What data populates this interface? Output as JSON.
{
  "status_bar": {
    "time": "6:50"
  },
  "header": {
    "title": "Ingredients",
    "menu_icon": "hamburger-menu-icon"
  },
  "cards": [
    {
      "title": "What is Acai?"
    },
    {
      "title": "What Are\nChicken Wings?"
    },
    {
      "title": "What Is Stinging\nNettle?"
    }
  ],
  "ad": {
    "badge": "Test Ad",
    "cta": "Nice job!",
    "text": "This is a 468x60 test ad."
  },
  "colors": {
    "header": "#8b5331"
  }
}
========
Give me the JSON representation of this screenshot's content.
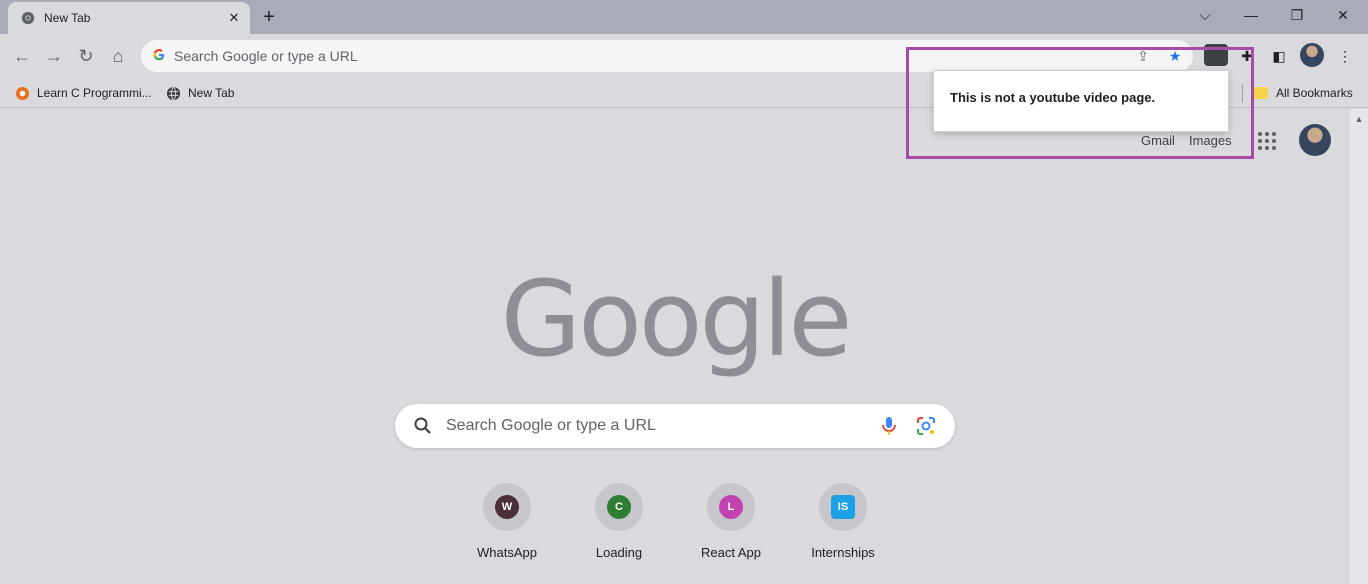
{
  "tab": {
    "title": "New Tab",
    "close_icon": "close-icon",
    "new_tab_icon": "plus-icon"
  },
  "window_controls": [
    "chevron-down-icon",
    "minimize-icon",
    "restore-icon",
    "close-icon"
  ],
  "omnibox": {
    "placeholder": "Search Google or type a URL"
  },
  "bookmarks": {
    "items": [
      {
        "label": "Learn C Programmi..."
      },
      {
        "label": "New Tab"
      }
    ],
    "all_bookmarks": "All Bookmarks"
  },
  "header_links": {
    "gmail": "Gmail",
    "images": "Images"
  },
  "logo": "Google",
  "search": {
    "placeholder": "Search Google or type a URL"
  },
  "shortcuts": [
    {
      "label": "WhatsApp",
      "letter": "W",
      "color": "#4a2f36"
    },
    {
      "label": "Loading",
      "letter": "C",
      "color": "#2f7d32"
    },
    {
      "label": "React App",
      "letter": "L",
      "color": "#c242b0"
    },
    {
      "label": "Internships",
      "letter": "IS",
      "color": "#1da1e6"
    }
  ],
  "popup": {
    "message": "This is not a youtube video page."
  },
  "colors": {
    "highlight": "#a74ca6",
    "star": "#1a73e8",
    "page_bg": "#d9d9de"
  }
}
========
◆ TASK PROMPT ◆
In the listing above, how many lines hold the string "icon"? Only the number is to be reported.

◆ SOLVED EXERCISE ◆
7